The Trust Default (Part III) – Building Trust

0
37 views

Share on LinkedIn

This is third post in a series on The Trust Default, serialized from my upcoming book on Account Planning. You can click on the links to the previous two. (If you are interested in being notified when the book is available – sometime in March – please let me know ddaly (at) thetasgroup (dot) com.)

The Trust Default (Part I)

The Trust Default (Part II) – The Changing Shape of the Trust Circle

Part III – Building Trust

To develop a deep customer relationship you have to overcome the Trust Default. With the change in the shape of the Trust Circle you must accept that your customer’s perception of you will gain less ground from your company’s website or CEO pronouncements. You own this responsibility, and others will influence it.

If you are hoping to influence the customer’s attitude towards you then you better be sure that what they hear about you from peers, academics, company technical experts, and the regular employees is what you would like them to hear. The reality is that what you, as a business, might broadcast in your public statements is of diminishing value. The actions you take and the value you add to the community in which you and your customer exist is what will fundamentally determine your reputation, and how you are perceived.

Here is what you need to do:

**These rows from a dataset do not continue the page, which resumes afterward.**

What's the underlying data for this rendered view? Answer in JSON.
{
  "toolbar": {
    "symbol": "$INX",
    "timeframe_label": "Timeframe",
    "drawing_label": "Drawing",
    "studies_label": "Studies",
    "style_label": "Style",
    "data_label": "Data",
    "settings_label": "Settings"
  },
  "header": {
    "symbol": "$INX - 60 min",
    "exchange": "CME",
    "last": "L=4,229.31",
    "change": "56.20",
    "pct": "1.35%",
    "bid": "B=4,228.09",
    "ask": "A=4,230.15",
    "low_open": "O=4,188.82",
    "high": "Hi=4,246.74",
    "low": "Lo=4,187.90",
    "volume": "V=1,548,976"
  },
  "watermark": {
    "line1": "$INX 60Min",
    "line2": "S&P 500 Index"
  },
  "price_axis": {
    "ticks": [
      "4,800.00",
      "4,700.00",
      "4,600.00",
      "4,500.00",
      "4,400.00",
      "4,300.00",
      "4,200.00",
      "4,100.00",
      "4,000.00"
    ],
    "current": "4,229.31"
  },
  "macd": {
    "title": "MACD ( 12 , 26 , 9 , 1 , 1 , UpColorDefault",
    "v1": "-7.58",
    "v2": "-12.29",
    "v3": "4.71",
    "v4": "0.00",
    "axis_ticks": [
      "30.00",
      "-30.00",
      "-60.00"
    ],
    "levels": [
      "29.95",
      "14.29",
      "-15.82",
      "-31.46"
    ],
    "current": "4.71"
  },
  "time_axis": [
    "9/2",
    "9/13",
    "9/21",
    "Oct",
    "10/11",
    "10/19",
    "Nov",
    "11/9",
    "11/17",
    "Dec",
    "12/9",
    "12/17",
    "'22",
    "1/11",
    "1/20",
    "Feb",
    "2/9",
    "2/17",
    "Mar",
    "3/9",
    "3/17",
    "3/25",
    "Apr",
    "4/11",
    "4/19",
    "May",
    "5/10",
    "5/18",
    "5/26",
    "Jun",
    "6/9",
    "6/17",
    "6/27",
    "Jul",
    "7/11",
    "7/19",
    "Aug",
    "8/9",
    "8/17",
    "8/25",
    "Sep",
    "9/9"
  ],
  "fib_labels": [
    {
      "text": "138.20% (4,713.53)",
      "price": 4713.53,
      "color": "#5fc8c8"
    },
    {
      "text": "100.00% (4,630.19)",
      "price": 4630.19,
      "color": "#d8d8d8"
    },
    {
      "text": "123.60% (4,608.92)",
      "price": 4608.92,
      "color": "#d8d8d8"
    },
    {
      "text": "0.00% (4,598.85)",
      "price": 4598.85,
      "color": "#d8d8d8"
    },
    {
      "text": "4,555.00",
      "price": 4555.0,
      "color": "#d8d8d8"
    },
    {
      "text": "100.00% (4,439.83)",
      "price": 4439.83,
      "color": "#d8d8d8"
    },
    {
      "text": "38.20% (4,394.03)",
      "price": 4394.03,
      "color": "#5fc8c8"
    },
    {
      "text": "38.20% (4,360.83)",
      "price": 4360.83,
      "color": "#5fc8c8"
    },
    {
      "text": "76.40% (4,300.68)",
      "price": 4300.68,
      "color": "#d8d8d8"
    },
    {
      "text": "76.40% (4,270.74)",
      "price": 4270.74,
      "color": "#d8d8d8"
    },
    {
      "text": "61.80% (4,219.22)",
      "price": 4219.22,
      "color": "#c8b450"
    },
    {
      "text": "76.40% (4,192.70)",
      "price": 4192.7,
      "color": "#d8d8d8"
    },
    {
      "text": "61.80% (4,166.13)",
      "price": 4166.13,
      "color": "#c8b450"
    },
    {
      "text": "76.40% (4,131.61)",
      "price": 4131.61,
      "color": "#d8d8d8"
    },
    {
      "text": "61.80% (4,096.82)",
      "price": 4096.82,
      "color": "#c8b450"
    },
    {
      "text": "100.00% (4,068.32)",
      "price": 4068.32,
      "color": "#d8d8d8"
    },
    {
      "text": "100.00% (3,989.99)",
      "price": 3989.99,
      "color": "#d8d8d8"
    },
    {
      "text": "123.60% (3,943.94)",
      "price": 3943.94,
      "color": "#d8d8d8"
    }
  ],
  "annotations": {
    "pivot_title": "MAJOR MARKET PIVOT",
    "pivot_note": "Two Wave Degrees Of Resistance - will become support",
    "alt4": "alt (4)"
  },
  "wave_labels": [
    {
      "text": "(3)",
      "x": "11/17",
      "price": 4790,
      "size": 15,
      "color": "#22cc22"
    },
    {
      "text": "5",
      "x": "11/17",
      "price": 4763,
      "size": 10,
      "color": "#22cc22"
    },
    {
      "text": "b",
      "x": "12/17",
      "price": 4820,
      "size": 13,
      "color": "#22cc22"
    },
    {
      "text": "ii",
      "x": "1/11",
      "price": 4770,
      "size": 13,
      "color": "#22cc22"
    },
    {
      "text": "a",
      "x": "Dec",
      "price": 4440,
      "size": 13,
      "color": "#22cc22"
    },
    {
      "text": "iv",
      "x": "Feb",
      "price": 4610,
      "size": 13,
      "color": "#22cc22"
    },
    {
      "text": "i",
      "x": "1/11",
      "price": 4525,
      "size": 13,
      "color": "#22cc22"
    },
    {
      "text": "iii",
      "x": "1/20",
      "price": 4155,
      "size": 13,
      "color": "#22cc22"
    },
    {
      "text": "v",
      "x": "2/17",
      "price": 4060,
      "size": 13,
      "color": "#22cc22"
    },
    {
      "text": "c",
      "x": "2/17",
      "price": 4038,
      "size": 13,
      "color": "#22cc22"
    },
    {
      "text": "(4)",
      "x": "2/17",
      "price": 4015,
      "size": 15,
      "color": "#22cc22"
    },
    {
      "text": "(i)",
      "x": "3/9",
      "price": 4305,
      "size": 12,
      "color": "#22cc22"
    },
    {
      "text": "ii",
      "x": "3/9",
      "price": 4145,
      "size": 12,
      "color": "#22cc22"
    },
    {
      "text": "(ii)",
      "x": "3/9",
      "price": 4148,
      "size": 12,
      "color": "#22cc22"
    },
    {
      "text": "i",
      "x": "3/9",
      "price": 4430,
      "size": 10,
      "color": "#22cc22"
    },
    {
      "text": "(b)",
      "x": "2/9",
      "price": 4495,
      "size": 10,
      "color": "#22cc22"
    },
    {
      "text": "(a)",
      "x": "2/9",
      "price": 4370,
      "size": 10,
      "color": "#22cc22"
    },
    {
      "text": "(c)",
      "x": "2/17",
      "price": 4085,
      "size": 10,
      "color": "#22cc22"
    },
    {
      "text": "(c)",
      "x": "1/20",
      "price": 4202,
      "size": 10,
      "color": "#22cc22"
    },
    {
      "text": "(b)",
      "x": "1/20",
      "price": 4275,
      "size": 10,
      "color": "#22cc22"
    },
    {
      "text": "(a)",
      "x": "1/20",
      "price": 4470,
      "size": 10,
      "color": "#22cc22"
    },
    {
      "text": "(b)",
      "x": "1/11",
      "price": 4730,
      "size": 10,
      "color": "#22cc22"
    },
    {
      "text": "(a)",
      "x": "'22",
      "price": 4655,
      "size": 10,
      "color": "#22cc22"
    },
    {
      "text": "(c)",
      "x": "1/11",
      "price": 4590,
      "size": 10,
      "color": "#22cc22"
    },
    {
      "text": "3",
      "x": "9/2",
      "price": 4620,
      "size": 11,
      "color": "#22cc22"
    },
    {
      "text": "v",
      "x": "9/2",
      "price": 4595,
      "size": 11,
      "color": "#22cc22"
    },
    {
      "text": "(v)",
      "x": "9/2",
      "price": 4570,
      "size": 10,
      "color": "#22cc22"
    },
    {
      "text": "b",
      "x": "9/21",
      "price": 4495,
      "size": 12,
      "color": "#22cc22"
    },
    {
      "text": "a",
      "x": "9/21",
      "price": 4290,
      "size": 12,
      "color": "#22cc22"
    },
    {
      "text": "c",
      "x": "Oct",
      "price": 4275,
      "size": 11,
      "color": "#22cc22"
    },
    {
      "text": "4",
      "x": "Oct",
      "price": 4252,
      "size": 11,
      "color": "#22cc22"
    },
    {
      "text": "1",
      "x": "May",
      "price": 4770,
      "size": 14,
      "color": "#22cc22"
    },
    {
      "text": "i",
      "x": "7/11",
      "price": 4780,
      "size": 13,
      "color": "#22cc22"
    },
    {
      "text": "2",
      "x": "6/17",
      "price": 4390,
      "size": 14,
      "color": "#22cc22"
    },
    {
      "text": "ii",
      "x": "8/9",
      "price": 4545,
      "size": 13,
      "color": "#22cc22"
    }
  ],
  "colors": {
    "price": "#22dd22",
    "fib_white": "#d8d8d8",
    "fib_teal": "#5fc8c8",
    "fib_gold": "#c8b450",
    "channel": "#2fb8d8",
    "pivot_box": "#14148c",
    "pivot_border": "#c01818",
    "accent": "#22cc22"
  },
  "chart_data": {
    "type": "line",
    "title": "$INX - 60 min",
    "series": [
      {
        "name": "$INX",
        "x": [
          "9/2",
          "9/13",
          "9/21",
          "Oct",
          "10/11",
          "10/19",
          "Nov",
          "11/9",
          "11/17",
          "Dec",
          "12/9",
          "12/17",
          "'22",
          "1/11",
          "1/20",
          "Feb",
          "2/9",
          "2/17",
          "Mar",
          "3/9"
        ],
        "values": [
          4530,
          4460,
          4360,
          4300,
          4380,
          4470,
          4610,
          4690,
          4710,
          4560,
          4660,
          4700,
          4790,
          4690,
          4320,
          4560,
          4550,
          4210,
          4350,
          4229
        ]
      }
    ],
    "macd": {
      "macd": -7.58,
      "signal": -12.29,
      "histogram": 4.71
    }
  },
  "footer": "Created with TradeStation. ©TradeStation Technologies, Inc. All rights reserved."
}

  1. Invest your time to understand your customers’ industry and their business. If you’re to advise, you must be a subject matter expert.
  2. You need to give value first and expect nothing in return. You are building a relationship for the long term, and it is only OK to ask for something from the customer when you’ve earned the right.
  3. You need to be authentic, honest and fair – in everything, always.
  4. You must focus on areas of Mutual Value, where what’s good for the customer is also good for you – in that order. Explore the customer’s Business Strategy, understand or suggest Business Initiatives to deliver on that strategy, and when you find an area that will make a real difference to the customer, see if you have a solution to their problem. Start with the problem, not the solution. If you discover that it is only good for you but not for the customer, then you should explain that to her and explore alternative approaches.
  5. Choose your customers wisely, only applying the resources to customers for whom your products or services can truly deliver value. Don’t try to force-fit your solution. It will only end up in tears.
  6. Trust is a two-way street. If you are delivering on your promise, then it is only fair that the customer holds up her end of the bargain.
  7. Recognize that some customers don’t want this level of attention or relationship.
  8. It boils down to value, and value propositions needs to be business-based, not feature-based, addressing the Critical Success Factors for key Business Initiatives. This means that you must first truly understand the customer’s business.
  9. Recognize that the impact on a customer of a bad buying decision is usually greater than the impact on you of a lost deal – and then act accordingly
  10. Adopt the customer’s perspective. Sit in the customer’s chair and ask the question: “Would I buy from this company?” If you answer that question honestly, it will guide your actions.

Remember, customers don’t need you to learn about your product: they can get all of the information they need from the Internet. They don’t need you to recommend solutions: they can get that from their peers. Your opportunity is to help them shape their needs, identify or suggest initiatives, and then to figure out how you can apply your solutions to those initiatives. If you don’t know how to do that you should look for outside assistance.

Trust is Personal

Lasting business relationships between the seller and the buyer, like lasting personal relationships, are built on a foundation of trust that for each of us is fundamentally personal. While always important, trust as a determining factor of business transaction efficacy increases or decreases in amplitude at different phases of the business interaction, because risk transfers from seller to buyer before and after the sale. Be conscious of that shift, bearing in mind that while you and your buyer may be engaged in a commercial interaction for your respective companies, trust is fundamentally personal.

Nothing Else Matters is a very personal song written by James Hetfield, singer and rhythm guitarist with the American heavy metal band Metallica. He wrote this song while he was on the phone with his then girlfriend. There are four lines in the song that go to the heart of establishing a trusted relationship:

Trust I seek and I find in you
Every day for us something new
Open mind for a different view
and nothing else matters.
Nothing Else Matters, Metallica, Metallica, 1992, reprinted with permission

If you want to be trusted by your customer, you will need to trust her first.

Now you can flip the Trust Default on its head. It should refer to the default position you take – a willingness to trust. If this is not currently your default approach, you will need an open mind for a different view. You may feel uncomfortable about this – but it is a major point that will deeply underpin your future success.

Trust is so important in developing long-term customer relationships that it is not too much of a stretch to say “… and nothing else matters.” Thank you, James Hetfield.

(By the way – I guarantee that my book will be the only book on Account Planning that comes with a playlist!)

LEAVE A REPLY

Please enter your comment!
Please enter your name here